  1. Laurie Mellinger

    I’m not going to “weigh in” on the “heart-mind, heart-guts, soul” issue–but I love the snow flurries!

    This means that I am really ready for a break, which is one of the things Christmas means for me (not “to” me–big difference). I long for some sitting in front of the fire watching snow fall outside. So thanks for the snow flurries, Lisa!

  2. Which sounds wrong you ask? Well…none….

    I would ask….Do you have the guts (#1) to purpose in your hear (#3) to go after Him with all you’ve got (#2)?….it’s all good.

    Speaking of breaks (speaking to Laurie)…have you seen my ‘last’ blog entry – a little clip about the festive time we are in. 🙂 See here

    To respond:
    The variances in translation of words in our English Bibles is enacting a form of relevance, that in doing so – I believe loses a lot of the value and meaning of the truths found there-in. While, it is a good thing to translate to reflect cultural understanding of words and their meanings – the ‘dumbing down’ (so to speak) of the words themselves, not in scripture but in culture, lends to a lesser valuing of the words by meaning…perhaps reflective of a Darwinian influenced world-view…..

    Hebrew thought was very holistic in the sense that there is little differing between mind/soul/heart/emotion. As well…Spirit and Physical life are so intertwined as well….as seen in Acts 12 when Peter is in prison….the disciples who were praying for Peter to get out of jail had more faith to believe there was an angel at the door when it was actually Peter released from prison….how times have changed. Today, we find it hard to believe that anyone would even see an angel.

    I’m rambling….

    Nice snow flakes. :p

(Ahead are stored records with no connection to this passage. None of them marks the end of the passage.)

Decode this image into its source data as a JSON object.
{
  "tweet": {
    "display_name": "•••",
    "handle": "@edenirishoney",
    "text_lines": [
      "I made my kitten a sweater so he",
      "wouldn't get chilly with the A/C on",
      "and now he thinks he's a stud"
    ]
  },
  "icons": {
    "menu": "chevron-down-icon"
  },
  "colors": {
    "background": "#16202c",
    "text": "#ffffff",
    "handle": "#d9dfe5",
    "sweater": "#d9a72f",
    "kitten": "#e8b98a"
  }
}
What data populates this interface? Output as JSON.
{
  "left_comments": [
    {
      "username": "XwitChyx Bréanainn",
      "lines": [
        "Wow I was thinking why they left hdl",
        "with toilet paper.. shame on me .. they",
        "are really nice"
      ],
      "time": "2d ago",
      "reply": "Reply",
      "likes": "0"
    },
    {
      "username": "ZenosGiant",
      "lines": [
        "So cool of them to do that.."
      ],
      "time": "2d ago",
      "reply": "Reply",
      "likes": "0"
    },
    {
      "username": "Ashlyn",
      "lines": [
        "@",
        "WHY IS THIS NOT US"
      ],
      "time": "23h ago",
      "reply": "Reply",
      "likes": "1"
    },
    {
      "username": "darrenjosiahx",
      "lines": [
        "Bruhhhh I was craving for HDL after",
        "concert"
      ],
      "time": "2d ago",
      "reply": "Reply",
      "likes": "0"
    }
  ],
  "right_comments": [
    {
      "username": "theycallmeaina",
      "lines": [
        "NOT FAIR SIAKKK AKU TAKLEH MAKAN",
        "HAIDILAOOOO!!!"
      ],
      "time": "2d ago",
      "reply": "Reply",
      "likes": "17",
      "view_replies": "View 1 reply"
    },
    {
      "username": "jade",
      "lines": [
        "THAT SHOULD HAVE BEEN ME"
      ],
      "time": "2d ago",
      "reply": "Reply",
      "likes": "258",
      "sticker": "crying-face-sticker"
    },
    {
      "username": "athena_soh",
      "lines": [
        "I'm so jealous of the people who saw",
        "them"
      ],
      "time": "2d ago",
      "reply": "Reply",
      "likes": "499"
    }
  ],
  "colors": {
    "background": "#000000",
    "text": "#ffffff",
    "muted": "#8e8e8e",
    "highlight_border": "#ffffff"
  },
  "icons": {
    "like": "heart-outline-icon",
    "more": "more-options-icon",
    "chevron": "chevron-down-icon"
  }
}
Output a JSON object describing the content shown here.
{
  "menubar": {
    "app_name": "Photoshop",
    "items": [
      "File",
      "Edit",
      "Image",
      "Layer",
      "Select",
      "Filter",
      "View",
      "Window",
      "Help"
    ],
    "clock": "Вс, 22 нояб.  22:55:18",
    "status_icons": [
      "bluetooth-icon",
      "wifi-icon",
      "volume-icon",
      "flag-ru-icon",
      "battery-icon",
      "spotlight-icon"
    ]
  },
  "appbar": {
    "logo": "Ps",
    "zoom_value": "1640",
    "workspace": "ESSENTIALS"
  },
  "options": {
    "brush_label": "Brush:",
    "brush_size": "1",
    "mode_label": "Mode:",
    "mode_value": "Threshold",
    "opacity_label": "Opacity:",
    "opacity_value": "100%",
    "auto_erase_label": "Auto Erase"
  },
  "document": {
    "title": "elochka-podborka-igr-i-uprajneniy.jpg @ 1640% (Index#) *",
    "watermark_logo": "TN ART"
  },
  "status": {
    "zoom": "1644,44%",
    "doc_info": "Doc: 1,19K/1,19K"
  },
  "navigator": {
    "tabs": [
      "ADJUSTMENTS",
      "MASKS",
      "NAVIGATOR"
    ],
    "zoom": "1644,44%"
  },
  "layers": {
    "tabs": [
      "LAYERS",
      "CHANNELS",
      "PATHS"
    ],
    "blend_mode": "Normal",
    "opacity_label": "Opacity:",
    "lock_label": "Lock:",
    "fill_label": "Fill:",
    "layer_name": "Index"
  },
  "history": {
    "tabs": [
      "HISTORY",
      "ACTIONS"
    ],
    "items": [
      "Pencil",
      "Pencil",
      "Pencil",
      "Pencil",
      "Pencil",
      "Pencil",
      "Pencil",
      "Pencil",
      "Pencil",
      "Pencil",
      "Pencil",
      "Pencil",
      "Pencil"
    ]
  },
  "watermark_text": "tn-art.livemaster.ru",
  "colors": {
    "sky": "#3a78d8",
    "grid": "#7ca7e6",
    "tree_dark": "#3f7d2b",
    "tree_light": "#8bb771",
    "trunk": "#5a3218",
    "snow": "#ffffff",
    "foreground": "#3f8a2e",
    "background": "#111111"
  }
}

  3. I forgot…..regarding Hebrew thought….

    This is one reason Paul when writing Romans said we have to renew our mind…be not conformed to the world’s thought but be transformed by the renewing of the mind…

    Greek thought – the prevalent thought of the day (and today) is very compartmentalized and linear….while Hebrew thought is very holistic (whole-istic) and cyclical….

    A Hebrew timeline is cyclical (there is no point A to B)….just as the Hebrew spirit is cyclical….everything effects everything (so to speak).

    stop me…I’m rambling again.

    • So, Paul (and Dallas Willard) have a (basically) Greek outlook. Lots of potential pie charts, diagrams, etc.

      But the Hebrews see what is probably more realistic: An intertwining of many things that make us human.

      • the Hebrews see what is probably more realistic: An intertwining of many things that make us human.

        Yes….Hebraic thought does not allow for a separation of spirit and flesh. Nor, does it allow a separation of secular and sacred…..

        And it not only effects our view of humanity – but really, all of history….they have a much better understanding of “time”.

        try to imagine, if you will…..

        It’s somewhat easy for us in our minds to comprehend eternity to come….but how much more distantly difficult is it to wrap your mind around eternity past? In God’s time…there is no beginning or end. But, in the creation of Genesis (the genesis of Creation), God created time as we understand it….He created a linear moment on His circle of eternity. I think He did this to accommodate our frailty. 🙂